If the pricing of some fixed income instruments has entered uncharted territory, Oxley finds that – contrary to the cacophony of complaints about market liquidity – OMLM’s markets remain highly liquid. The interest rate markets are an example of a financial market where some degree of valuation subjectivity does not compromise liquidity. Oxley reckons capacity for the strategy is billions of dollars, in line with the previous Ignis fund, which peaked at assets of £4.25 billion. After Oxley’s team left Standard Life, at least £3 billion of redemptions was paid out in a matter of months, reportedly without Standard Life suspending dealing, invoking a gate provision, or imposing a dilution levy. That, arguably, bears testimony to the liquidity of the strategy.
He recognises that the fund could, at some level of assets, run into market impact issues, but thinks these could be surmounted if OMLM “gets better at trading”. Liquidity is a fluid concept and Oxley seems to be somewhat optimistic about the potential for ongoing innovation to enhance liquidity. OMLM currently accesses liquidity over the counter (OTC) from all of the major investment banks, and electronically from some liquidity-sharing platforms such as Tradeweb and Bloomberg.
But the OMLM could tap more liquidity taps in future. Old Mutual is “researching new venues heavily to see how market structure develops, with new repo brokerages and exchanges, new electronic trading venues and futurisation,” Oxley reports. He is actively investigating all kinds of swap futures, with the help of a dedicated consultant, and divides market innovation into two broad trends. ‘Futurisation’ replicates the economics of OTC contracts while the migration and clearing of standardised OTC interest rate swaps onto exchanges, such as Swap Execution Facilities (SEFs), also allow for electronic trading. Clearing, which becomes mandatory for some contracts in Europe under EMIR from June 2016, is helpful, Oxley finds, in terms of “improving pricing transparency and [it] is healthy for price discovery.” Even before the regulatory imperative kicks in, OMLM is currently researching a project looking at voluntary clearing. Oxley expects to see more clearing but does not envisage it becoming universal. “Not every instrument will clear, but those that make economic sense will do,” he expects.

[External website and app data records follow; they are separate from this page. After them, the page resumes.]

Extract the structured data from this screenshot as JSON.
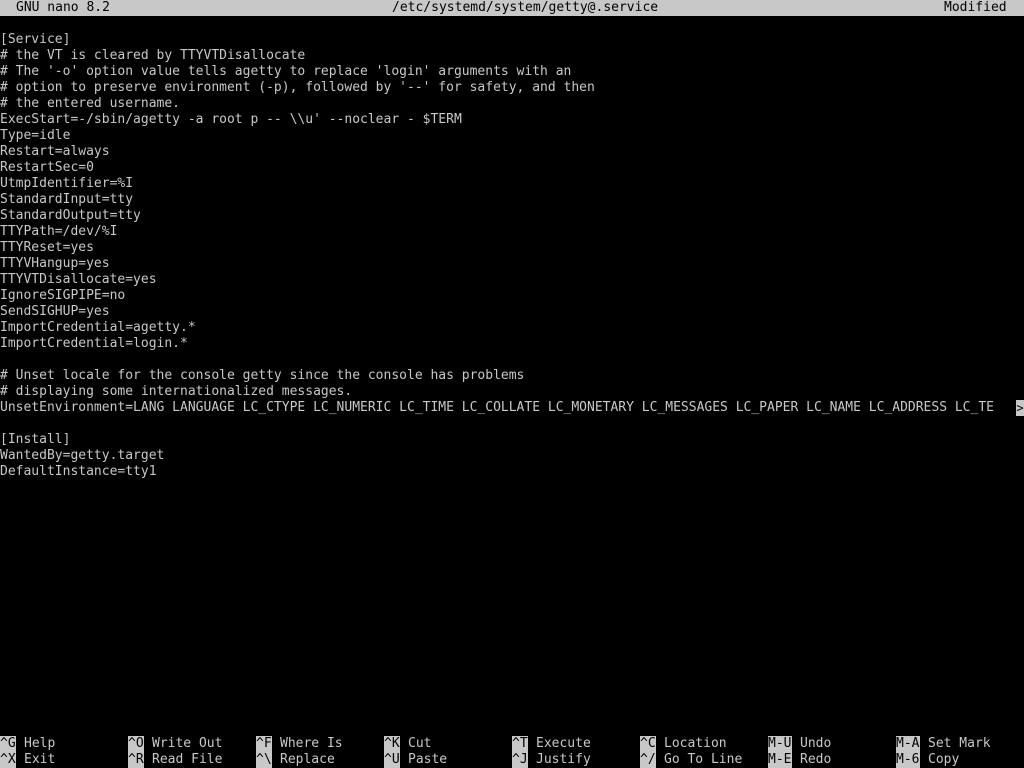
{
  "colors": {
    "background": "#000000",
    "foreground": "#c8c8c8",
    "bar": "#c8c8c8"
  },
  "titlebar": {
    "app": "GNU nano 8.2",
    "file": "/etc/systemd/system/getty@.service",
    "status": "Modified"
  },
  "editor": {
    "lines": [
      "[Service]",
      "# the VT is cleared by TTYVTDisallocate",
      "# The '-o' option value tells agetty to replace 'login' arguments with an",
      "# option to preserve environment (-p), followed by '--' for safety, and then",
      "# the entered username.",
      "ExecStart=-/sbin/agetty -a root p -- \\\\u' --noclear - $TERM",
      "Type=idle",
      "Restart=always",
      "RestartSec=0",
      "UtmpIdentifier=%I",
      "StandardInput=tty",
      "StandardOutput=tty",
      "TTYPath=/dev/%I",
      "TTYReset=yes",
      "TTYVHangup=yes",
      "TTYVTDisallocate=yes",
      "IgnoreSIGPIPE=no",
      "SendSIGHUP=yes",
      "ImportCredential=agetty.*",
      "ImportCredential=login.*",
      "",
      "# Unset locale for the console getty since the console has problems",
      "# displaying some internationalized messages.",
      "UnsetEnvironment=LANG LANGUAGE LC_CTYPE LC_NUMERIC LC_TIME LC_COLLATE LC_MONETARY LC_MESSAGES LC_PAPER LC_NAME LC_ADDRESS LC_TE",
      "",
      "[Install]",
      "WantedBy=getty.target",
      "DefaultInstance=tty1"
    ],
    "overflow_marker": ">"
  },
  "shortcuts": {
    "top": [
      {
        "key": "^G",
        "label": "Help"
      },
      {
        "key": "^O",
        "label": "Write Out"
      },
      {
        "key": "^F",
        "label": "Where Is"
      },
      {
        "key": "^K",
        "label": "Cut"
      },
      {
        "key": "^T",
        "label": "Execute"
      },
      {
        "key": "^C",
        "label": "Location"
      },
      {
        "key": "M-U",
        "label": "Undo"
      },
      {
        "key": "M-A",
        "label": "Set Mark"
      }
    ],
    "bottom": [
      {
        "key": "^X",
        "label": "Exit"
      },
      {
        "key": "^R",
        "label": "Read File"
      },
      {
        "key": "^\\",
        "label": "Replace"
      },
      {
        "key": "^U",
        "label": "Paste"
      },
      {
        "key": "^J",
        "label": "Justify"
      },
      {
        "key": "^/",
        "label": "Go To Line"
      },
      {
        "key": "M-E",
        "label": "Redo"
      },
      {
        "key": "M-6",
        "label": "Copy"
      }
    ]
  }
}
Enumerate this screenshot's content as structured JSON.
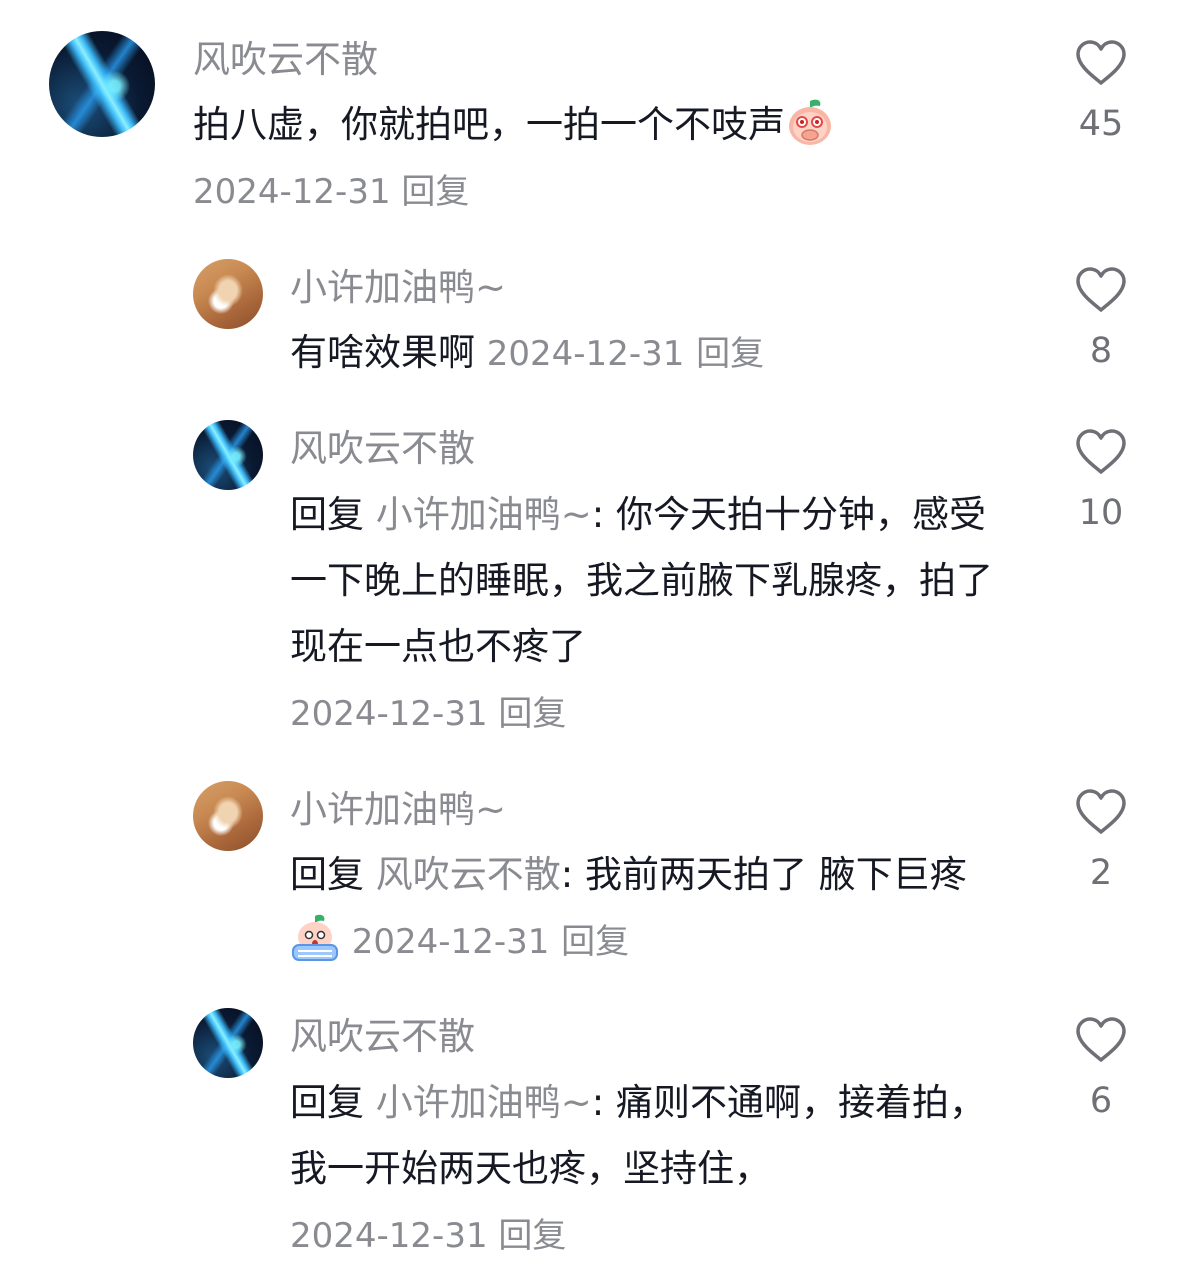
{
  "comments": [
    {
      "nickname": "风吹云不散",
      "content": "拍八虚，你就拍吧，一拍一个不吱声",
      "emoji": "peach-covering-mouth-emoji",
      "date": "2024-12-31",
      "reply_label": "回复",
      "likes": "45"
    },
    {
      "nickname": "小许加油鸭~",
      "content": "有啥效果啊",
      "date": "2024-12-31",
      "reply_label": "回复",
      "likes": "8"
    },
    {
      "nickname": "风吹云不散",
      "reply_prefix": "回复",
      "reply_target": "小许加油鸭~",
      "separator": ": ",
      "content": "你今天拍十分钟，感受一下晚上的睡眠，我之前腋下乳腺疼，拍了现在一点也不疼了",
      "date": "2024-12-31",
      "reply_label": "回复",
      "likes": "10"
    },
    {
      "nickname": "小许加油鸭~",
      "reply_prefix": "回复",
      "reply_target": "风吹云不散",
      "separator": ": ",
      "content": "我前两天拍了 腋下巨疼",
      "emoji": "peach-crying-bath-emoji",
      "date": "2024-12-31",
      "reply_label": "回复",
      "likes": "2"
    },
    {
      "nickname": "风吹云不散",
      "reply_prefix": "回复",
      "reply_target": "小许加油鸭~",
      "separator": ": ",
      "content": "痛则不通啊，接着拍，我一开始两天也疼，坚持住，",
      "date": "2024-12-31",
      "reply_label": "回复",
      "likes": "6"
    }
  ]
}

Oxley gives a few examples of those instruments that do, in his view, make sense to clear. The GMEX Constant Maturity Swap is one example of innovation aiming to create extra liquidity that is particularly useful for the OM strategy, given its “breadth across the maturity spectrum,” which Oxley also thinks will be useful for the LDI strategies on which he cut his investing teeth. ICE has partnered with EIRIS to offer a swap future product that also covers a broad maturity spectrum on pounds sterling and euro. CME Group’s DSF (Deliverable Swap Facility) and bundled strip futures are also of interest. “Various DSFs may also appeal to different user bases depending on margin offsets, and balance sheet efficiencies,” says Oxley, and over the next year he expects to diversify his investment toolbox as well as his menu of trading venues.
OMLM has delivered a differentiated return profile, via a distinctive investment process, and has its fingers on the pulse of innovation in fixed income markets. “This is a modern alternative to a government bond fund,” concludes Oxley.